The 10-year rule under the SECURE Act severely shortened the stretch on these retirement accounts. That accelerates the income tax impact to individuals and certain trusts named as beneficiaries. From a financial perspective, it also accelerates how fast the cash comes out to the beneficiary, possibly sooner than the decedent would’ve wanted. These are all important considerations when planning for naming beneficiaries on your own retirement accounts.
This 10-year rule makes inheriting a Roth IRA even more valuable since there’s no tax crunch on the short distribution period. That’s especially valuable if certain qualified trusts are named beneficiary due to their compressed tax brackets. In this down market, it might be worth evaluating if a Roth IRA conversion makes sense for your situation, whether as consideration for your lifetime benefit or as an estate planning strategy. The value of the converted amount is taxable, so these lower market values either allow you to convert more or reduce the value of the account you wish to convert and thereby the tax.

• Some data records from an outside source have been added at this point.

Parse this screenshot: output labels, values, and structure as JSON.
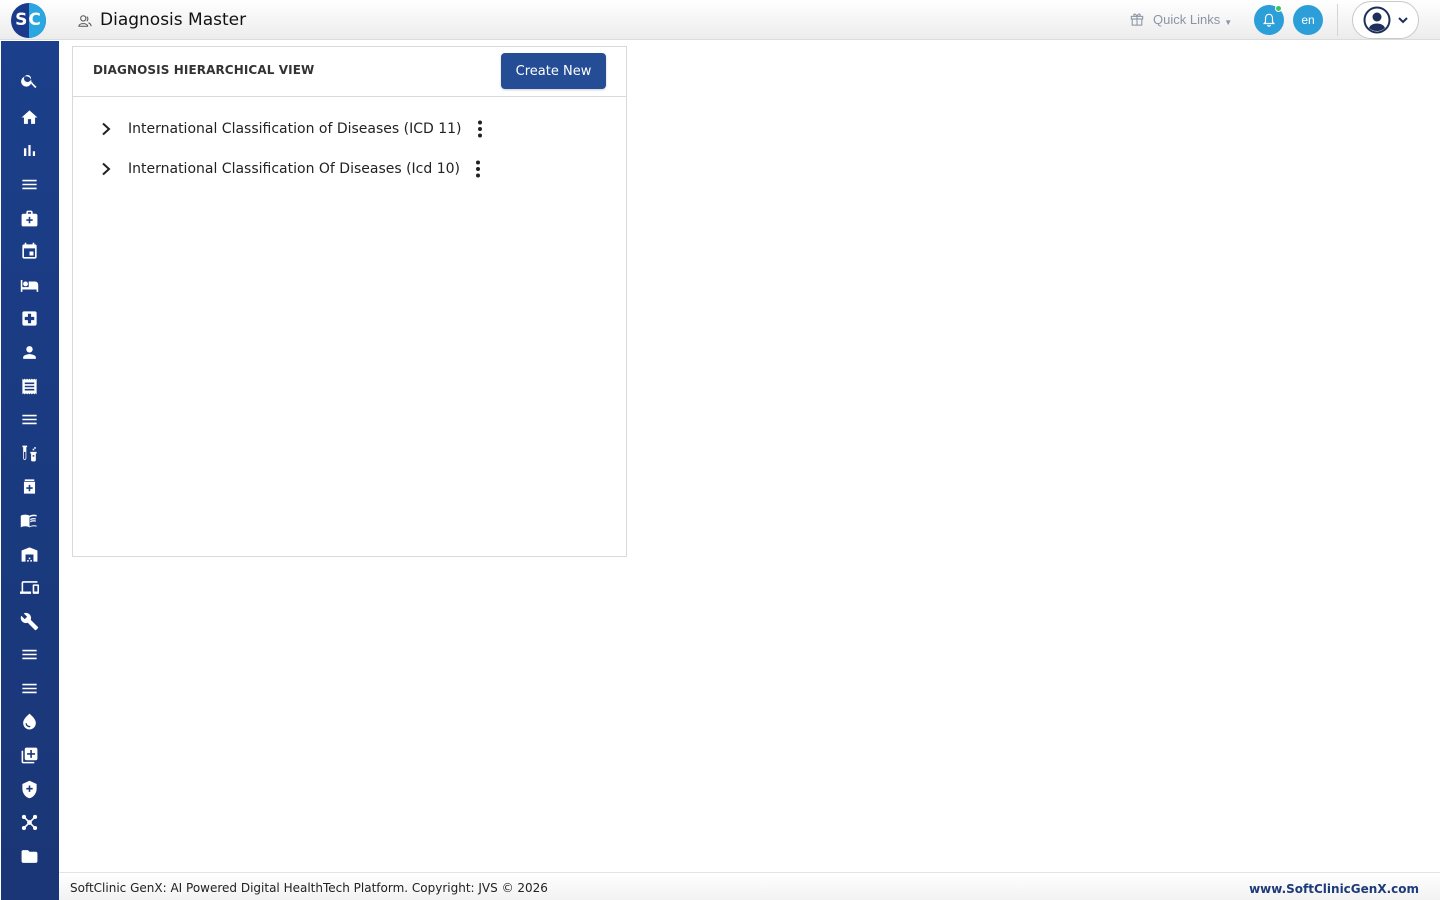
{
  "header": {
    "logo_text": "SC",
    "page_title": "Diagnosis Master",
    "quick_links_label": "Quick Links",
    "language": "en"
  },
  "sidebar": {
    "items": [
      {
        "icon": "search-icon"
      },
      {
        "icon": "home-icon"
      },
      {
        "icon": "bar-chart-icon"
      },
      {
        "icon": "menu-icon"
      },
      {
        "icon": "medical-kit-icon"
      },
      {
        "icon": "calendar-icon"
      },
      {
        "icon": "bed-icon"
      },
      {
        "icon": "medical-plus-icon"
      },
      {
        "icon": "person-icon"
      },
      {
        "icon": "receipt-icon"
      },
      {
        "icon": "menu-icon"
      },
      {
        "icon": "lab-vials-icon"
      },
      {
        "icon": "medicine-bottle-icon"
      },
      {
        "icon": "book-icon"
      },
      {
        "icon": "warehouse-icon"
      },
      {
        "icon": "devices-icon"
      },
      {
        "icon": "wrench-icon"
      },
      {
        "icon": "menu-icon"
      },
      {
        "icon": "menu-icon"
      },
      {
        "icon": "blood-drop-icon"
      },
      {
        "icon": "add-library-icon"
      },
      {
        "icon": "shield-plus-icon"
      },
      {
        "icon": "network-icon"
      },
      {
        "icon": "folder-icon"
      }
    ]
  },
  "card": {
    "title": "DIAGNOSIS HIERARCHICAL VIEW",
    "create_button": "Create New",
    "tree": [
      {
        "label": "International Classification of Diseases (ICD 11)"
      },
      {
        "label": "International Classification Of Diseases (Icd 10)"
      }
    ]
  },
  "footer": {
    "copyright": "SoftClinic GenX: AI Powered Digital HealthTech Platform. Copyright: JVS © 2026",
    "website": "www.SoftClinicGenX.com"
  },
  "colors": {
    "sidebar": "#1b3f8a",
    "primary_button": "#244d96",
    "accent": "#2c9fd9"
  }
}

With the SECURE Act and regulations that follow, the RMD rules continue to get more complicated instead of simpler. It’s often hard for many professionals to keep it all straight let alone the beneficiaries who inherit these accounts.
This material has been prepared for general, informational purposes only and is not intended to provide, and should not be relied on for, tax, legal or accounting advice. Should you require any such advice, please contact us directly. The information contained herein does not create, and your review or use of the information does not constitute, an accountant-client relationship.